▶ _What to work on_:
Word for word, copy the data that follows and skip its pictures.

********

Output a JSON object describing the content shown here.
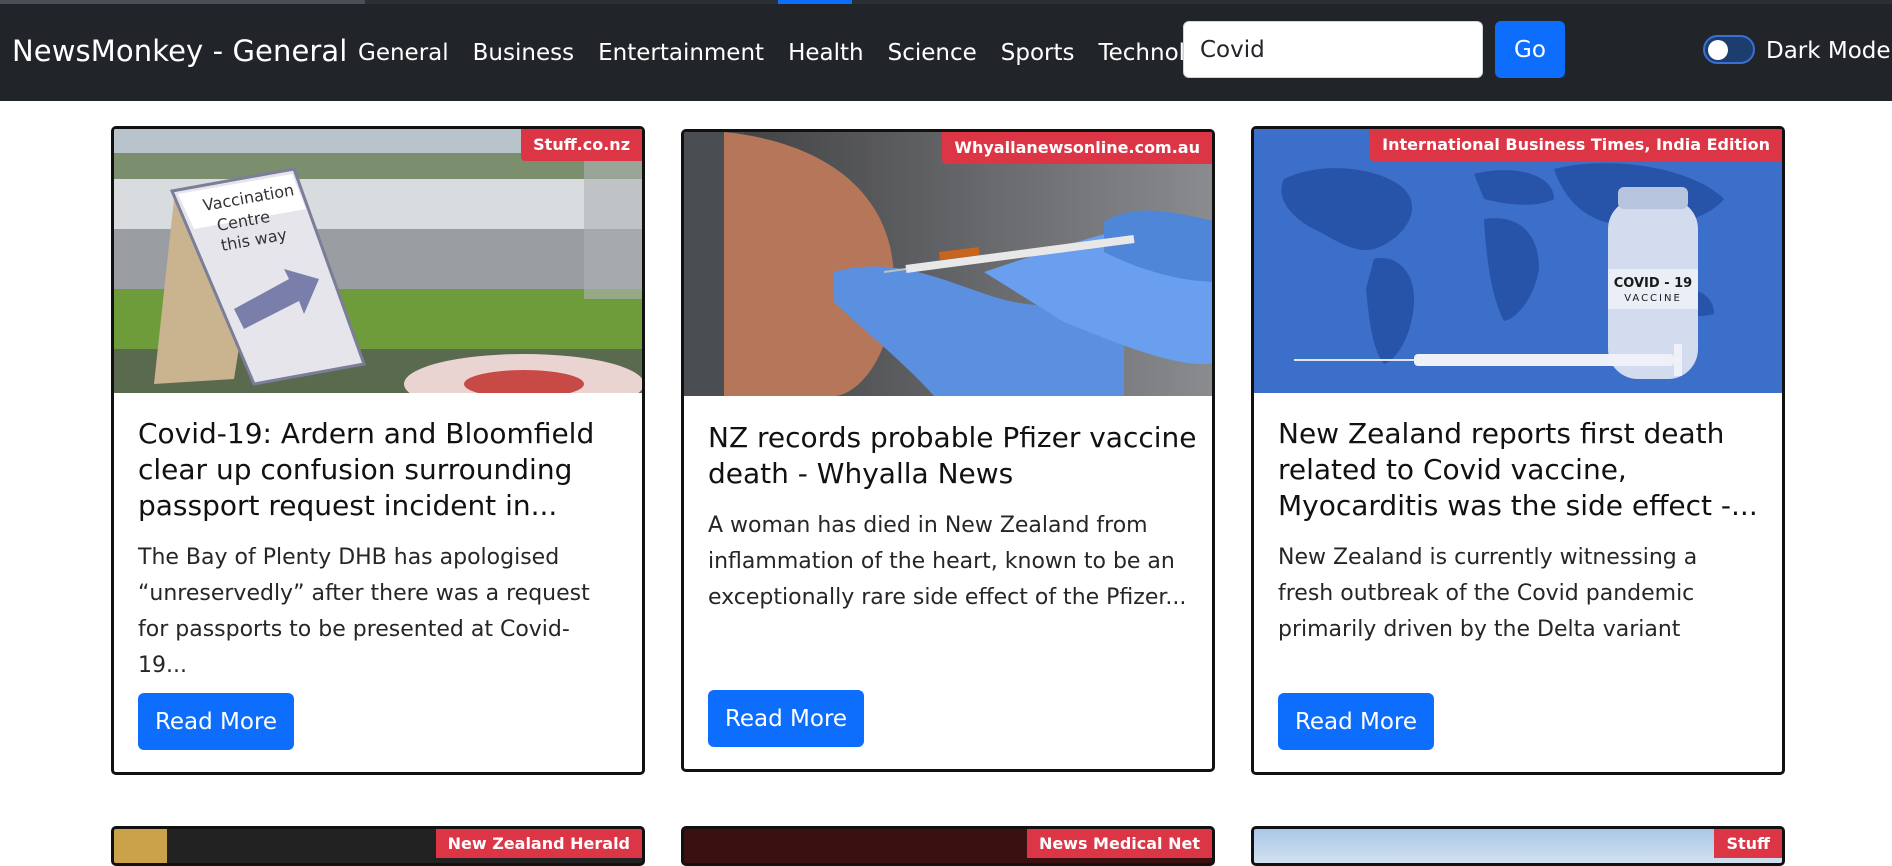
{
  "navbar": {
    "brand": "NewsMonkey - General",
    "links": [
      "General",
      "Business",
      "Entertainment",
      "Health",
      "Science",
      "Sports",
      "Technology"
    ],
    "search": {
      "value": "Covid",
      "go_label": "Go"
    },
    "dark_mode_label": "Dark Mode",
    "dark_mode_on": false
  },
  "cards": [
    {
      "source": "Stuff.co.nz",
      "title": "Covid-19: Ardern and Bloomfield clear up confusion surrounding passport request incident in...",
      "description": "The Bay of Plenty DHB has apologised “unreservedly” after there was a request for passports to be presented at Covid-19...",
      "button": "Read More",
      "image_sign_text": [
        "Vaccination",
        "Centre",
        "this way"
      ]
    },
    {
      "source": "Whyallanewsonline.com.au",
      "title": "NZ records probable Pfizer vaccine death - Whyalla News",
      "description": "A woman has died in New Zealand from inflammation of the heart, known to be an exceptionally rare side effect of the Pfizer...",
      "button": "Read More"
    },
    {
      "source": "International Business Times, India Edition",
      "title": "New Zealand reports first death related to Covid vaccine, Myocarditis was the side effect -...",
      "description": "New Zealand is currently witnessing a fresh outbreak of the Covid pandemic primarily driven by the Delta variant",
      "button": "Read More",
      "image_vial_text": [
        "COVID - 19",
        "VACCINE"
      ]
    }
  ],
  "peek_cards": [
    {
      "source": "New Zealand Herald"
    },
    {
      "source": "News Medical Net"
    },
    {
      "source": "Stuff"
    }
  ],
  "colors": {
    "navbar_bg": "#212529",
    "primary": "#0d6efd",
    "badge": "#dc3545"
  }
}
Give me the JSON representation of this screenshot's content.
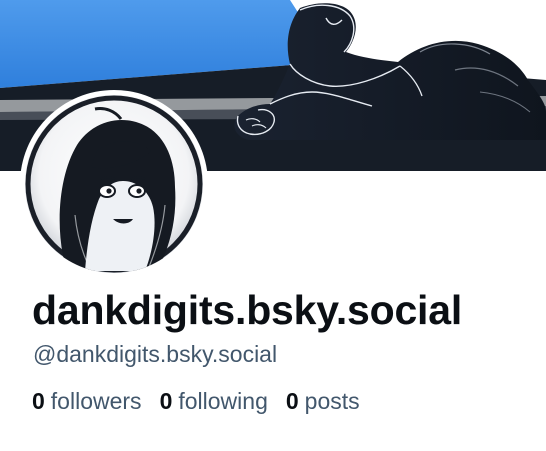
{
  "profile": {
    "display_name": "dankdigits.bsky.social",
    "handle": "@dankdigits.bsky.social"
  },
  "stats": {
    "followers": {
      "count": "0",
      "label": "followers"
    },
    "following": {
      "count": "0",
      "label": "following"
    },
    "posts": {
      "count": "0",
      "label": "posts"
    }
  },
  "colors": {
    "banner_sky_blue": "#3d8fe6",
    "banner_dark": "#161d27",
    "figure_fill": "#1c2532",
    "text_primary": "#0b0f14",
    "text_secondary": "#42576c"
  }
}
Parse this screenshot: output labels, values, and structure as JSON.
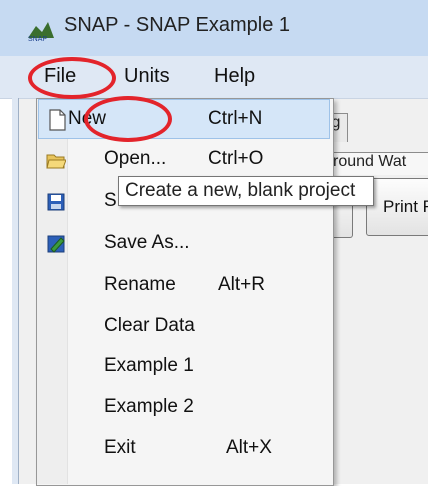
{
  "window": {
    "title": "SNAP - SNAP Example 1"
  },
  "menubar": {
    "file": "File",
    "units": "Units",
    "help": "Help"
  },
  "file_menu": {
    "items": [
      {
        "label": "New",
        "shortcut": "Ctrl+N",
        "icon": "new-document-icon",
        "highlighted": true
      },
      {
        "label": "Open...",
        "shortcut": "Ctrl+O",
        "icon": "open-folder-icon"
      },
      {
        "label": "S",
        "shortcut": "",
        "icon": "save-icon"
      },
      {
        "label": "Save As...",
        "shortcut": "",
        "icon": "save-as-icon"
      },
      {
        "label": "Rename",
        "shortcut": "Alt+R"
      },
      {
        "label": "Clear Data",
        "shortcut": ""
      },
      {
        "label": "Example 1",
        "shortcut": ""
      },
      {
        "label": "Example 2",
        "shortcut": ""
      },
      {
        "label": "Exit",
        "shortcut": "Alt+X"
      }
    ]
  },
  "tooltip": {
    "text": "Create a new, blank project"
  },
  "background": {
    "tab_partial": "g",
    "groundwater_tab": "round Wat",
    "print_button": "Print F"
  },
  "colors": {
    "highlight": "#d5e6f8",
    "annotation_red": "#e3242b",
    "titlebar": "#c6daf2"
  }
}
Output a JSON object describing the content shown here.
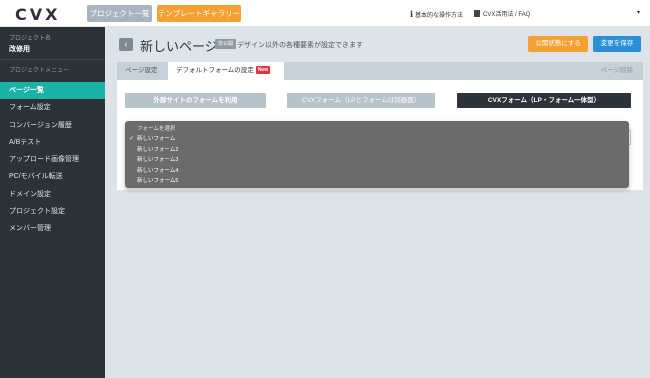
{
  "header": {
    "logo": "CVX",
    "projects_button": "プロジェクト一覧",
    "gallery_button": "テンプレートギャラリー",
    "help_link": "基本的な操作方法",
    "faq_link": "CVX活用法 / FAQ",
    "account_caret": "▾"
  },
  "sidebar": {
    "project_caption": "プロジェクト名",
    "project_name": "改修用",
    "menu_caption": "プロジェクトメニュー",
    "items": [
      {
        "label": "ページ一覧",
        "active": true
      },
      {
        "label": "フォーム設定"
      },
      {
        "label": "コンバージョン履歴"
      },
      {
        "label": "A/Bテスト"
      },
      {
        "label": "アップロード画像管理"
      },
      {
        "label": "PC/モバイル転送"
      },
      {
        "label": "ドメイン設定"
      },
      {
        "label": "プロジェクト設定"
      },
      {
        "label": "メンバー管理"
      }
    ]
  },
  "page": {
    "back_icon": "‹",
    "title": "新しいページ",
    "status_badge": "非公開",
    "description": "デザイン以外の各種要素が設定できます",
    "publish_button": "公開状態にする",
    "save_button": "変更を保存"
  },
  "tabs": {
    "settings": "ページ設定",
    "default_form": "デフォルトフォームの設定",
    "new_badge": "New",
    "delete": "ページ削除"
  },
  "form_options": {
    "external": "外部サイトのフォームを利用",
    "separate": "CVXフォーム（LPとフォームは別画面）",
    "integrated": "CVXフォーム（LP・フォーム一体型）"
  },
  "dropdown": {
    "header": "フォームを選択",
    "options": [
      {
        "label": "新しいフォーム",
        "selected": true
      },
      {
        "label": "新しいフォーム2"
      },
      {
        "label": "新しいフォーム3"
      },
      {
        "label": "新しいフォーム4"
      },
      {
        "label": "新しいフォーム5"
      }
    ]
  },
  "colors": {
    "sidebar_bg": "#2b3238",
    "active_item": "#1ab1a6",
    "orange": "#f5a033",
    "blue": "#2a8fd6",
    "main_bg": "#dde3e8"
  }
}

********

▶ _Task response_:
Output a JSON object describing the content shown here.
{
  "navbar": {
    "brand": "NewsMonkey - General",
    "links": [
      "General",
      "Business",
      "Entertainment",
      "Health",
      "Science",
      "Sports",
      "Technology"
    ],
    "search": {
      "value": "Covid",
      "go_label": "Go"
    },
    "dark_mode_label": "Dark Mode",
    "dark_mode_on": false
  },
  "cards": [
    {
      "source": "Stuff.co.nz",
      "title": "Covid-19: Ardern and Bloomfield clear up confusion surrounding passport request incident in...",
      "description": "The Bay of Plenty DHB has apologised “unreservedly” after there was a request for passports to be presented at Covid-19...",
      "button": "Read More",
      "image_sign_text": [
        "Vaccination",
        "Centre",
        "this way"
      ]
    },
    {
      "source": "Whyallanewsonline.com.au",
      "title": "NZ records probable Pfizer vaccine death - Whyalla News",
      "description": "A woman has died in New Zealand from inflammation of the heart, known to be an exceptionally rare side effect of the Pfizer...",
      "button": "Read More"
    },
    {
      "source": "International Business Times, India Edition",
      "title": "New Zealand reports first death related to Covid vaccine, Myocarditis was the side effect -...",
      "description": "New Zealand is currently witnessing a fresh outbreak of the Covid pandemic primarily driven by the Delta variant",
      "button": "Read More",
      "image_vial_text": [
        "COVID - 19",
        "VACCINE"
      ]
    }
  ],
  "peek_cards": [
    {
      "source": "New Zealand Herald"
    },
    {
      "source": "News Medical Net"
    },
    {
      "source": "Stuff"
    }
  ],
  "colors": {
    "navbar_bg": "#212529",
    "primary": "#0d6efd",
    "badge": "#dc3545"
  }
}
Give me the JSON representation of this screenshot's content.
{
  "profile": {
    "display_name": "dankdigits.bsky.social",
    "handle": "@dankdigits.bsky.social"
  },
  "stats": {
    "followers": {
      "count": "0",
      "label": "followers"
    },
    "following": {
      "count": "0",
      "label": "following"
    },
    "posts": {
      "count": "0",
      "label": "posts"
    }
  },
  "colors": {
    "banner_sky_blue": "#3d8fe6",
    "banner_dark": "#161d27",
    "figure_fill": "#1c2532",
    "text_primary": "#0b0f14",
    "text_secondary": "#42576c"
  }
}
Parse this screenshot: output labels, values, and structure as JSON.
{
  "window": {
    "title": "SNAP - SNAP Example 1"
  },
  "menubar": {
    "file": "File",
    "units": "Units",
    "help": "Help"
  },
  "file_menu": {
    "items": [
      {
        "label": "New",
        "shortcut": "Ctrl+N",
        "icon": "new-document-icon",
        "highlighted": true
      },
      {
        "label": "Open...",
        "shortcut": "Ctrl+O",
        "icon": "open-folder-icon"
      },
      {
        "label": "S",
        "shortcut": "",
        "icon": "save-icon"
      },
      {
        "label": "Save As...",
        "shortcut": "",
        "icon": "save-as-icon"
      },
      {
        "label": "Rename",
        "shortcut": "Alt+R"
      },
      {
        "label": "Clear Data",
        "shortcut": ""
      },
      {
        "label": "Example 1",
        "shortcut": ""
      },
      {
        "label": "Example 2",
        "shortcut": ""
      },
      {
        "label": "Exit",
        "shortcut": "Alt+X"
      }
    ]
  },
  "tooltip": {
    "text": "Create a new, blank project"
  },
  "background": {
    "tab_partial": "g",
    "groundwater_tab": "round Wat",
    "print_button": "Print F"
  },
  "colors": {
    "highlight": "#d5e6f8",
    "annotation_red": "#e3242b",
    "titlebar": "#c6daf2"
  }
}
Output a JSON object describing the content shown here.
{
  "header": {
    "logo": "CVX",
    "projects_button": "プロジェクト一覧",
    "gallery_button": "テンプレートギャラリー",
    "help_link": "基本的な操作方法",
    "faq_link": "CVX活用法 / FAQ",
    "account_caret": "▾"
  },
  "sidebar": {
    "project_caption": "プロジェクト名",
    "project_name": "改修用",
    "menu_caption": "プロジェクトメニュー",
    "items": [
      {
        "label": "ページ一覧",
        "active": true
      },
      {
        "label": "フォーム設定"
      },
      {
        "label": "コンバージョン履歴"
      },
      {
        "label": "A/Bテスト"
      },
      {
        "label": "アップロード画像管理"
      },
      {
        "label": "PC/モバイル転送"
      },
      {
        "label": "ドメイン設定"
      },
      {
        "label": "プロジェクト設定"
      },
      {
        "label": "メンバー管理"
      }
    ]
  },
  "page": {
    "back_icon": "‹",
    "title": "新しいページ",
    "status_badge": "非公開",
    "description": "デザイン以外の各種要素が設定できます",
    "publish_button": "公開状態にする",
    "save_button": "変更を保存"
  },
  "tabs": {
    "settings": "ページ設定",
    "default_form": "デフォルトフォームの設定",
    "new_badge": "New",
    "delete": "ページ削除"
  },
  "form_options": {
    "external": "外部サイトのフォームを利用",
    "separate": "CVXフォーム（LPとフォームは別画面）",
    "integrated": "CVXフォーム（LP・フォーム一体型）"
  },
  "dropdown": {
    "header": "フォームを選択",
    "options": [
      {
        "label": "新しいフォーム",
        "selected": true
      },
      {
        "label": "新しいフォーム2"
      },
      {
        "label": "新しいフォーム3"
      },
      {
        "label": "新しいフォーム4"
      },
      {
        "label": "新しいフォーム5"
      }
    ]
  },
  "colors": {
    "sidebar_bg": "#2b3238",
    "active_item": "#1ab1a6",
    "orange": "#f5a033",
    "blue": "#2a8fd6",
    "main_bg": "#dde3e8"
  }
}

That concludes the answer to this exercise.